heat stroke: The most severe form of hyperthermia is heat stroke. It is a life-threatening condition that causes your body temperature to rise above 40 degrees Celsius. It causes problems in your brain and other organs. Heat stroke is particularly dangerous if your body temperature rises above 41 degrees Celsius.”
Who are at risk?
“Anyone can get heat sickness, but they are particularly at high risk if they:”
prof. Dr. Ali Osman Yıldırım listed the high risk group as follows:
“People who are dehydrated and do not drink enough fluids, being over 65 years old or under 4 years old, doing strenuous physical activity in hot weather, excessive alcohol consumption, electrolyte imbalance, if you have certain diseases that affect your ability to sweat such as cystic fibrosis, your heart, lungs, kidneys, Problems with your liver, thyroid or blood vessels occur in those who wear tight and heavy clothing if you have certain medical conditions, are overweight or underweight, are taking certain medications, such as stimulants, sedatives, tranquilizers, or heart and blood pressure. Between 2004 and 2018, an average of 702 heat-related deaths occurred in the United States each year. Athletes, outdoor workers, military trainees, infants and the elderly are most likely to develop hyperthermia.”

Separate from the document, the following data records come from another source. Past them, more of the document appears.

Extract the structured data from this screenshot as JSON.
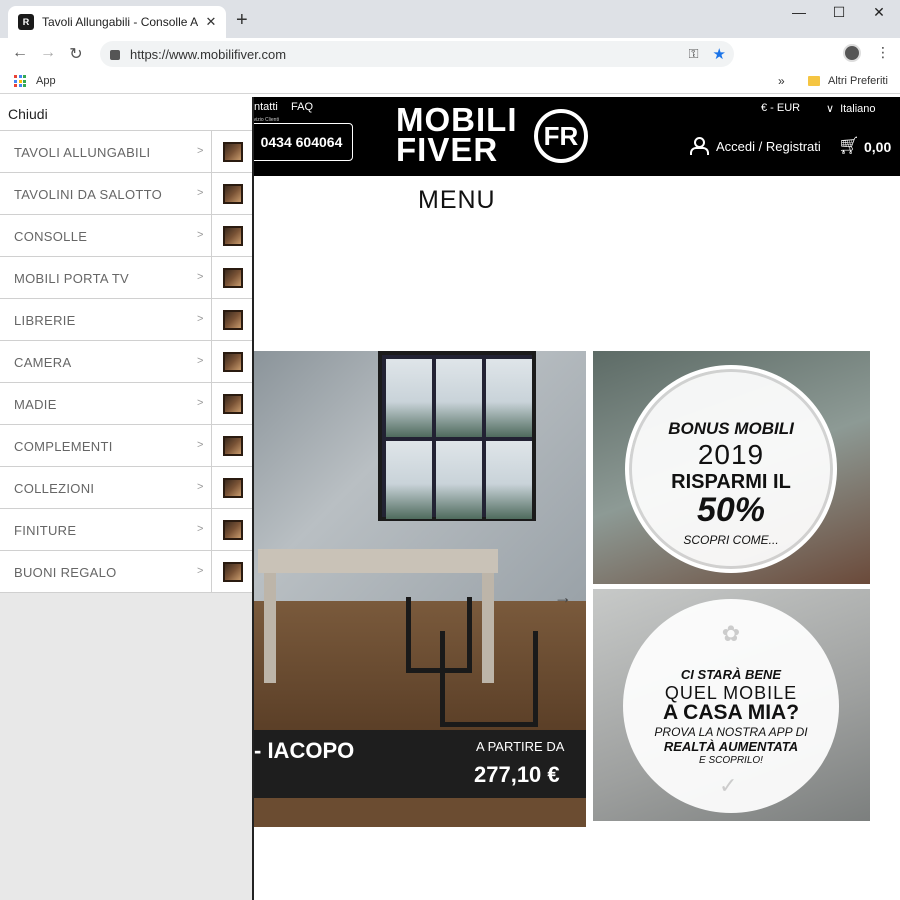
{
  "browser": {
    "tab_title": "Tavoli Allungabili - Consolle Allu",
    "tab_close": "✕",
    "new_tab": "+",
    "url": "https://www.mobilifiver.com",
    "window_controls": [
      "—",
      "☐",
      "✕"
    ],
    "bookmarks": {
      "apps_label": "App",
      "more": "»",
      "other_label": "Altri Preferiti"
    }
  },
  "site": {
    "header": {
      "links": [
        "ntatti",
        "FAQ"
      ],
      "service_label": "rvizio Clienti",
      "phone": "0434 604064",
      "logo_line1": "MOBILI",
      "logo_line2": "FIVER",
      "logo_badge": "FR",
      "currency": "€ - EUR",
      "language": "Italiano",
      "login": "Accedi / Registrati",
      "cart_total": "0,00"
    },
    "menu_title": "MENU",
    "hero": {
      "name": "- IACOPO",
      "price_prefix": "A PARTIRE DA",
      "price": "277,10 €"
    },
    "promo1": {
      "line1": "BONUS MOBILI",
      "line2": "2019",
      "line3": "RISPARMI IL",
      "line4": "50%",
      "line5": "SCOPRI COME..."
    },
    "promo2": {
      "line1": "CI STARÀ BENE",
      "line2": "QUEL MOBILE",
      "line3": "A CASA MIA?",
      "line4": "PROVA LA NOSTRA APP DI",
      "line5": "REALTÀ AUMENTATA",
      "line6": "E SCOPRILO!"
    }
  },
  "sidebar": {
    "close_label": "Chiudi",
    "items": [
      {
        "label": "TAVOLI ALLUNGABILI"
      },
      {
        "label": "TAVOLINI DA SALOTTO"
      },
      {
        "label": "CONSOLLE"
      },
      {
        "label": "MOBILI PORTA TV"
      },
      {
        "label": "LIBRERIE"
      },
      {
        "label": "CAMERA"
      },
      {
        "label": "MADIE"
      },
      {
        "label": "COMPLEMENTI"
      },
      {
        "label": "COLLEZIONI"
      },
      {
        "label": "FINITURE"
      },
      {
        "label": "BUONI REGALO"
      }
    ],
    "chevron": ">"
  }
}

What are the symptoms of hyperthermia?
“Heat cramps typically cause sudden muscle spasms in your feet, calves, thighs, hands or arms. Cramps may be painful or tense. Your muscles may ache after the cramp is gone.” warned.

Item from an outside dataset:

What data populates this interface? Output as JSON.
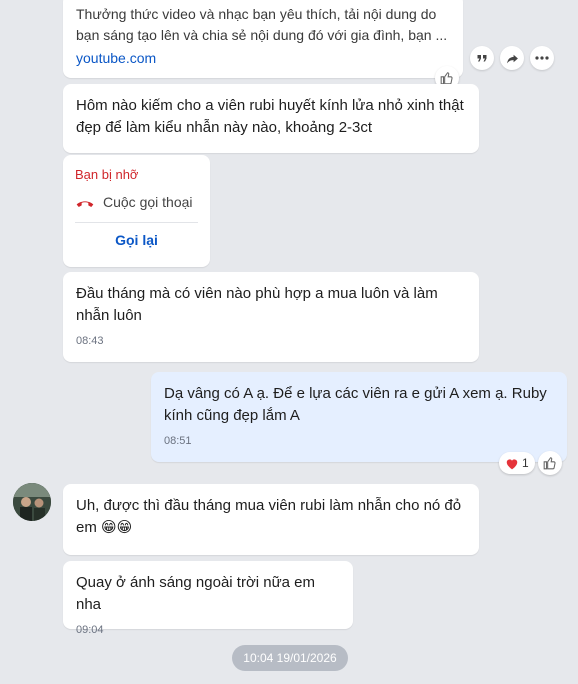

Yıldırım listed the symptoms of heat exhaustion as follows:
“Blurred vision, lightheadedness, rapid breathing or heart rate, tiredness, headache, lightheadedness or syncope (fainting), low blood pressure, muscle aches or cramps, nausea and vomiting, weakness”

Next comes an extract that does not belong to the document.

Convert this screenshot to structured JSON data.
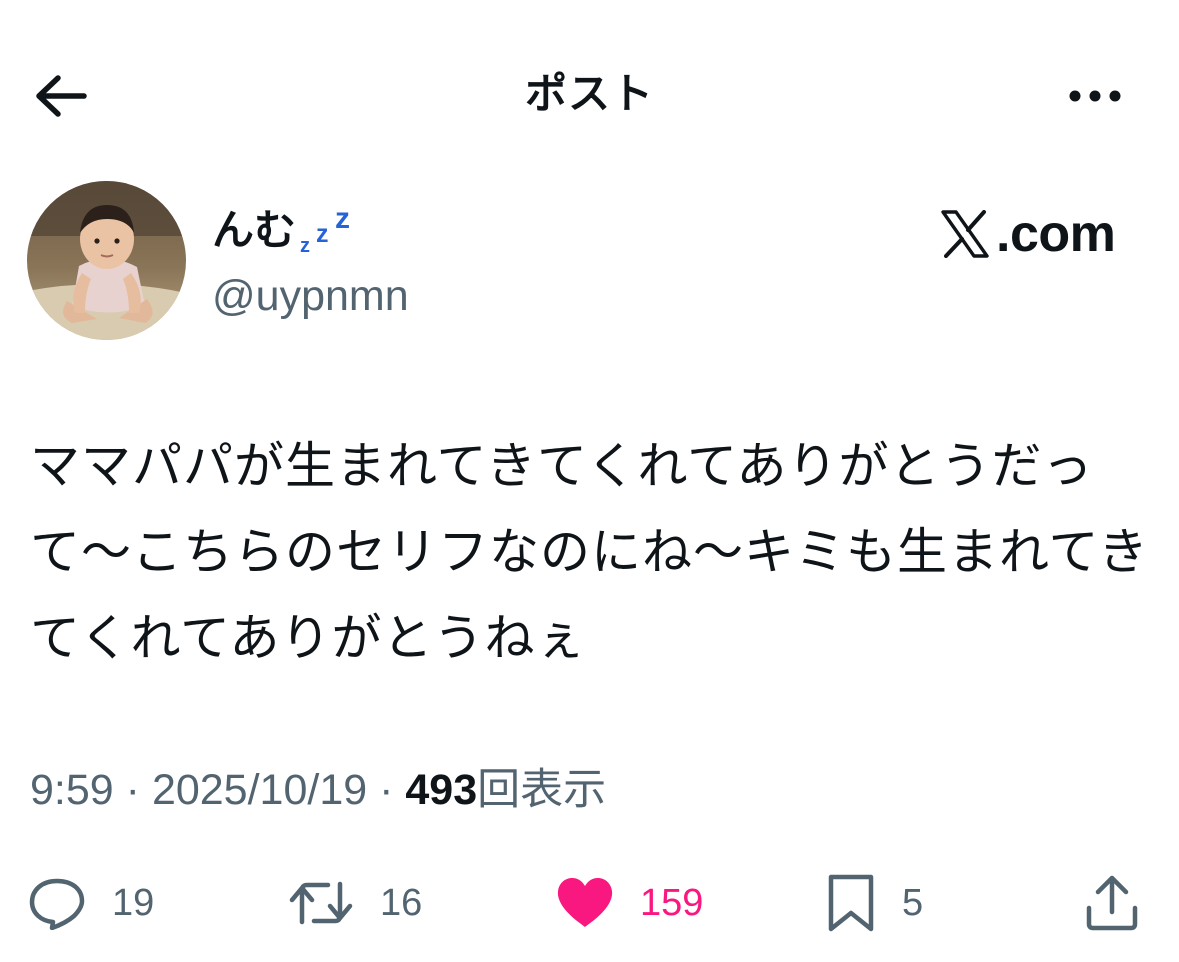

Emphasizing that the symptoms of heat stroke can often be similar to heat exhaustion, Yıldırım said, “Anhidrosis (dry skin without sweating), balance problems, Delirium (confusion or disorientation), hot, red skin or very pale skin, low or high blood pressure, seizures,” he said.
Stating that people with heat stroke can develop shock, Yıldırım said, “He may go into a coma, experience organ failure or die. If you experience heatstroke symptoms, seek immediate medical attention.” he said.
How to treat heat cramps, heat exhaustion, heat rash and heat stress?
Yıldırım noted the following about what to do in case of mild to moderate symptoms of heat illness:
“Stop physical activity and rest in a cool, well-ventilated environment, remove heavy or tight clothing, drink slightly salty beverages to replace lost electrolytes. You can drink sports drinks or water mixed with a few teaspoons of salt. Avoid caffeinated beverages, apply cold compresses to your skin, keep irritated skin dry. apply a powder or ointment to reduce discomfort from the rash, never leave children (or pets) in closed, hot places such as cars, stay in air-conditioned or well-ventilated areas during heat waves, wear light, loose and light-colored clothing if going out in the heat.”
Emphasizing that if it is necessary to do activities in the heat due to work or sports, Yıldırım said, “Start doing light work or exercising about two weeks before you have to do the really hard work. Then gradually build up your body's ability to withstand high temperatures. If possible, plan to do the job early in the morning when it can be cooler. It is necessary to try to be in closed areas between 10.00:16.00 and XNUMX:XNUMX in the morning.” he said.
Yıldırım listed the situations in which a doctor should be consulted as follows:
“If you have a high fever, difficulty walking, breathing or speaking, sweating excessively, losing consciousness, looking confused or confused, be sure to consult your specialist physician. Infants, the elderly, athletes, and people with demanding outdoor occupations are at the highest risk for hyperthermia. People with heat illness should lower their body temperature immediately. At the first signs of heat stroke, 112 should be called immediately.”